▶ [Goal of the exercise]: Would you restate all of the entries verbatim, minus any images?

▶ [Data excerpts]:
BEGIN
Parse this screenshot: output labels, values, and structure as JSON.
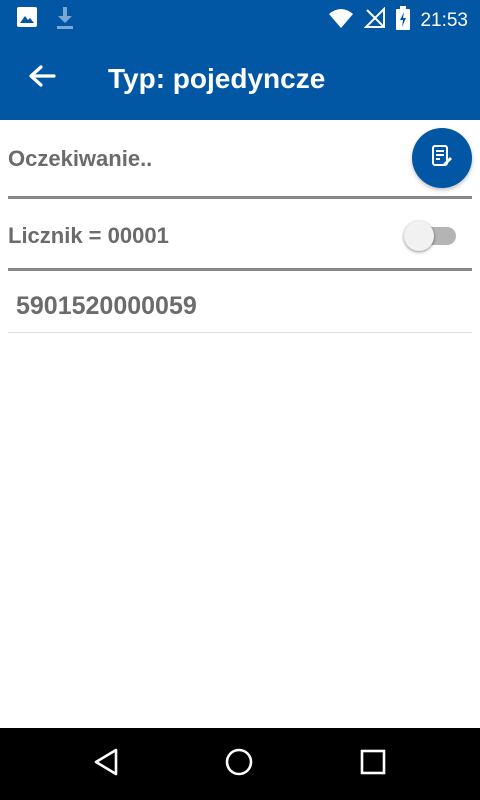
{
  "status_bar": {
    "time": "21:53",
    "icons_left": [
      "image-icon",
      "download-icon"
    ],
    "icons_right": [
      "wifi-icon",
      "no-signal-icon",
      "battery-charging-icon"
    ]
  },
  "app_bar": {
    "title": "Typ: pojedyncze",
    "back_icon": "arrow-left-icon",
    "color": "#0257a5"
  },
  "main": {
    "status_label": "Oczekiwanie..",
    "counter_label": "Licznik = 00001",
    "counter_toggle_on": false,
    "edit_icon": "edit-document-icon",
    "code_value": "5901520000059"
  },
  "nav_bar": {
    "buttons": [
      "back-triangle-icon",
      "home-circle-icon",
      "recents-square-icon"
    ]
  }
}
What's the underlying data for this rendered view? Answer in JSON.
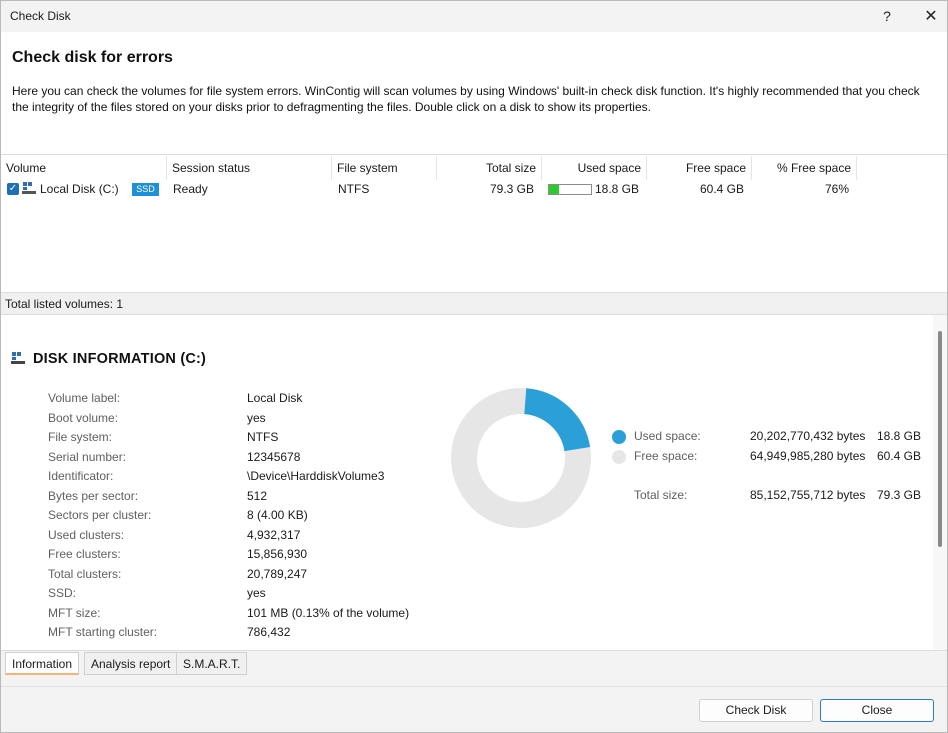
{
  "window": {
    "title": "Check Disk",
    "help_label": "?",
    "close_label": "✕"
  },
  "header": {
    "title": "Check disk for errors",
    "description": "Here you can check the volumes for file system errors. WinContig will scan volumes by using Windows' built-in check disk function. It's highly recommended that you check the integrity of the files stored on your disks prior to defragmenting the files. Double click on a disk to show its properties."
  },
  "volume_table": {
    "columns": [
      "Volume",
      "Session status",
      "File system",
      "Total size",
      "Used space",
      "Free space",
      "% Free space"
    ],
    "rows": [
      {
        "checked": true,
        "volume": "Local Disk (C:)",
        "badge": "SSD",
        "session_status": "Ready",
        "file_system": "NTFS",
        "total_size": "79.3 GB",
        "used_space": "18.8 GB",
        "used_fraction": 0.24,
        "free_space": "60.4 GB",
        "percent_free": "76%"
      }
    ]
  },
  "status": {
    "total_listed": "Total listed volumes: 1"
  },
  "disk_info": {
    "title": "DISK INFORMATION (C:)",
    "properties": [
      {
        "key": "Volume label:",
        "value": "Local Disk"
      },
      {
        "key": "Boot volume:",
        "value": "yes"
      },
      {
        "key": "File system:",
        "value": "NTFS"
      },
      {
        "key": "Serial number:",
        "value": "12345678"
      },
      {
        "key": "Identificator:",
        "value": "\\Device\\HarddiskVolume3"
      },
      {
        "key": "Bytes per sector:",
        "value": "512"
      },
      {
        "key": "Sectors per cluster:",
        "value": "8 (4.00 KB)"
      },
      {
        "key": "Used clusters:",
        "value": "4,932,317"
      },
      {
        "key": "Free clusters:",
        "value": "15,856,930"
      },
      {
        "key": "Total clusters:",
        "value": "20,789,247"
      },
      {
        "key": "SSD:",
        "value": "yes"
      },
      {
        "key": "MFT size:",
        "value": "101 MB (0.13% of the volume)"
      },
      {
        "key": "MFT starting cluster:",
        "value": "786,432"
      }
    ],
    "legend": {
      "used_label": "Used space:",
      "used_bytes": "20,202,770,432 bytes",
      "used_gb": "18.8 GB",
      "free_label": "Free space:",
      "free_bytes": "64,949,985,280 bytes",
      "free_gb": "60.4 GB",
      "total_label": "Total size:",
      "total_bytes": "85,152,755,712 bytes",
      "total_gb": "79.3 GB"
    },
    "used_fraction": 0.237,
    "colors": {
      "used": "#2a9fd8",
      "free": "#e6e6e6"
    }
  },
  "tabs": [
    {
      "label": "Information",
      "active": true
    },
    {
      "label": "Analysis report",
      "active": false
    },
    {
      "label": "S.M.A.R.T.",
      "active": false
    }
  ],
  "buttons": {
    "check_disk": "Check Disk",
    "close": "Close"
  }
}
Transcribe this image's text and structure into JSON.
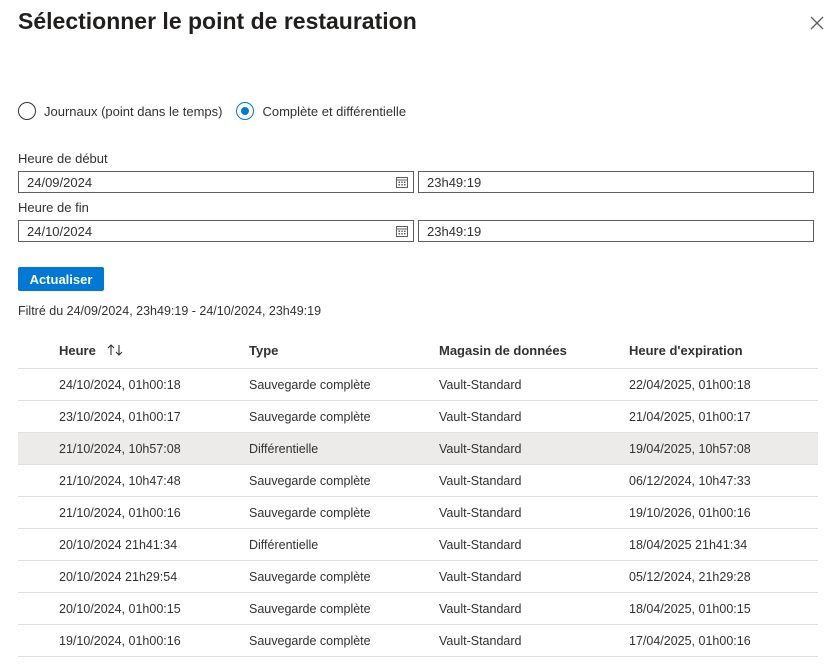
{
  "dialog": {
    "title": "Sélectionner le point de restauration"
  },
  "restore_type": {
    "options": [
      {
        "label": "Journaux (point dans le temps)",
        "checked": false
      },
      {
        "label": "Complète et différentielle",
        "checked": true
      }
    ]
  },
  "start": {
    "label": "Heure de début",
    "date": "24/09/2024",
    "time": "23h49:19"
  },
  "end": {
    "label": "Heure de fin",
    "date": "24/10/2024",
    "time": "23h49:19"
  },
  "refresh_label": "Actualiser",
  "filter_text": "Filtré du 24/09/2024, 23h49:19 - 24/10/2024, 23h49:19",
  "table": {
    "columns": [
      "Heure",
      "Type",
      "Magasin de données",
      "Heure d'expiration"
    ],
    "selected_row": 2,
    "rows": [
      [
        "24/10/2024, 01h00:18",
        "Sauvegarde complète",
        "Vault-Standard",
        "22/04/2025, 01h00:18"
      ],
      [
        "23/10/2024, 01h00:17",
        "Sauvegarde complète",
        "Vault-Standard",
        "21/04/2025, 01h00:17"
      ],
      [
        "21/10/2024, 10h57:08",
        "Différentielle",
        "Vault-Standard",
        "19/04/2025, 10h57:08"
      ],
      [
        "21/10/2024, 10h47:48",
        "Sauvegarde complète",
        "Vault-Standard",
        "06/12/2024, 10h47:33"
      ],
      [
        "21/10/2024, 01h00:16",
        "Sauvegarde complète",
        "Vault-Standard",
        "19/10/2026, 01h00:16"
      ],
      [
        "20/10/2024 21h41:34",
        "Différentielle",
        "Vault-Standard",
        "18/04/2025 21h41:34"
      ],
      [
        "20/10/2024 21h29:54",
        "Sauvegarde complète",
        "Vault-Standard",
        "05/12/2024, 21h29:28"
      ],
      [
        "20/10/2024, 01h00:15",
        "Sauvegarde complète",
        "Vault-Standard",
        "18/04/2025, 01h00:15"
      ],
      [
        "19/10/2024, 01h00:16",
        "Sauvegarde complète",
        "Vault-Standard",
        "17/04/2025, 01h00:16"
      ]
    ]
  },
  "colors": {
    "accent": "#0078d4",
    "selected_row": "#edebe9"
  },
  "icons": {
    "close": "close-icon",
    "calendar": "calendar-icon",
    "sort": "sort-icon"
  }
}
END
▶ [Solution for this exercise]:
Parse this screenshot: output labels, values, and structure as JSON.
{
  "status_bar": {
    "time": "21:53",
    "icons_left": [
      "image-icon",
      "download-icon"
    ],
    "icons_right": [
      "wifi-icon",
      "no-signal-icon",
      "battery-charging-icon"
    ]
  },
  "app_bar": {
    "title": "Typ: pojedyncze",
    "back_icon": "arrow-left-icon",
    "color": "#0257a5"
  },
  "main": {
    "status_label": "Oczekiwanie..",
    "counter_label": "Licznik = 00001",
    "counter_toggle_on": false,
    "edit_icon": "edit-document-icon",
    "code_value": "5901520000059"
  },
  "nav_bar": {
    "buttons": [
      "back-triangle-icon",
      "home-circle-icon",
      "recents-square-icon"
    ]
  }
}
What's the underlying data for this rendered view? Answer in JSON.
{
  "window": {
    "title": "Check Disk",
    "help_label": "?",
    "close_label": "✕"
  },
  "header": {
    "title": "Check disk for errors",
    "description": "Here you can check the volumes for file system errors. WinContig will scan volumes by using Windows' built-in check disk function. It's highly recommended that you check the integrity of the files stored on your disks prior to defragmenting the files. Double click on a disk to show its properties."
  },
  "volume_table": {
    "columns": [
      "Volume",
      "Session status",
      "File system",
      "Total size",
      "Used space",
      "Free space",
      "% Free space"
    ],
    "rows": [
      {
        "checked": true,
        "volume": "Local Disk (C:)",
        "badge": "SSD",
        "session_status": "Ready",
        "file_system": "NTFS",
        "total_size": "79.3 GB",
        "used_space": "18.8 GB",
        "used_fraction": 0.24,
        "free_space": "60.4 GB",
        "percent_free": "76%"
      }
    ]
  },
  "status": {
    "total_listed": "Total listed volumes: 1"
  },
  "disk_info": {
    "title": "DISK INFORMATION (C:)",
    "properties": [
      {
        "key": "Volume label:",
        "value": "Local Disk"
      },
      {
        "key": "Boot volume:",
        "value": "yes"
      },
      {
        "key": "File system:",
        "value": "NTFS"
      },
      {
        "key": "Serial number:",
        "value": "12345678"
      },
      {
        "key": "Identificator:",
        "value": "\\Device\\HarddiskVolume3"
      },
      {
        "key": "Bytes per sector:",
        "value": "512"
      },
      {
        "key": "Sectors per cluster:",
        "value": "8 (4.00 KB)"
      },
      {
        "key": "Used clusters:",
        "value": "4,932,317"
      },
      {
        "key": "Free clusters:",
        "value": "15,856,930"
      },
      {
        "key": "Total clusters:",
        "value": "20,789,247"
      },
      {
        "key": "SSD:",
        "value": "yes"
      },
      {
        "key": "MFT size:",
        "value": "101 MB (0.13% of the volume)"
      },
      {
        "key": "MFT starting cluster:",
        "value": "786,432"
      }
    ],
    "legend": {
      "used_label": "Used space:",
      "used_bytes": "20,202,770,432 bytes",
      "used_gb": "18.8 GB",
      "free_label": "Free space:",
      "free_bytes": "64,949,985,280 bytes",
      "free_gb": "60.4 GB",
      "total_label": "Total size:",
      "total_bytes": "85,152,755,712 bytes",
      "total_gb": "79.3 GB"
    },
    "used_fraction": 0.237,
    "colors": {
      "used": "#2a9fd8",
      "free": "#e6e6e6"
    }
  },
  "tabs": [
    {
      "label": "Information",
      "active": true
    },
    {
      "label": "Analysis report",
      "active": false
    },
    {
      "label": "S.M.A.R.T.",
      "active": false
    }
  ],
  "buttons": {
    "check_disk": "Check Disk",
    "close": "Close"
  }
}
Transcribe this image's text and structure into JSON.
{
  "dialog": {
    "title": "Sélectionner le point de restauration"
  },
  "restore_type": {
    "options": [
      {
        "label": "Journaux (point dans le temps)",
        "checked": false
      },
      {
        "label": "Complète et différentielle",
        "checked": true
      }
    ]
  },
  "start": {
    "label": "Heure de début",
    "date": "24/09/2024",
    "time": "23h49:19"
  },
  "end": {
    "label": "Heure de fin",
    "date": "24/10/2024",
    "time": "23h49:19"
  },
  "refresh_label": "Actualiser",
  "filter_text": "Filtré du 24/09/2024, 23h49:19 - 24/10/2024, 23h49:19",
  "table": {
    "columns": [
      "Heure",
      "Type",
      "Magasin de données",
      "Heure d'expiration"
    ],
    "selected_row": 2,
    "rows": [
      [
        "24/10/2024, 01h00:18",
        "Sauvegarde complète",
        "Vault-Standard",
        "22/04/2025, 01h00:18"
      ],
      [
        "23/10/2024, 01h00:17",
        "Sauvegarde complète",
        "Vault-Standard",
        "21/04/2025, 01h00:17"
      ],
      [
        "21/10/2024, 10h57:08",
        "Différentielle",
        "Vault-Standard",
        "19/04/2025, 10h57:08"
      ],
      [
        "21/10/2024, 10h47:48",
        "Sauvegarde complète",
        "Vault-Standard",
        "06/12/2024, 10h47:33"
      ],
      [
        "21/10/2024, 01h00:16",
        "Sauvegarde complète",
        "Vault-Standard",
        "19/10/2026, 01h00:16"
      ],
      [
        "20/10/2024 21h41:34",
        "Différentielle",
        "Vault-Standard",
        "18/04/2025 21h41:34"
      ],
      [
        "20/10/2024 21h29:54",
        "Sauvegarde complète",
        "Vault-Standard",
        "05/12/2024, 21h29:28"
      ],
      [
        "20/10/2024, 01h00:15",
        "Sauvegarde complète",
        "Vault-Standard",
        "18/04/2025, 01h00:15"
      ],
      [
        "19/10/2024, 01h00:16",
        "Sauvegarde complète",
        "Vault-Standard",
        "17/04/2025, 01h00:16"
      ]
    ]
  },
  "colors": {
    "accent": "#0078d4",
    "selected_row": "#edebe9"
  },
  "icons": {
    "close": "close-icon",
    "calendar": "calendar-icon",
    "sort": "sort-icon"
  }
}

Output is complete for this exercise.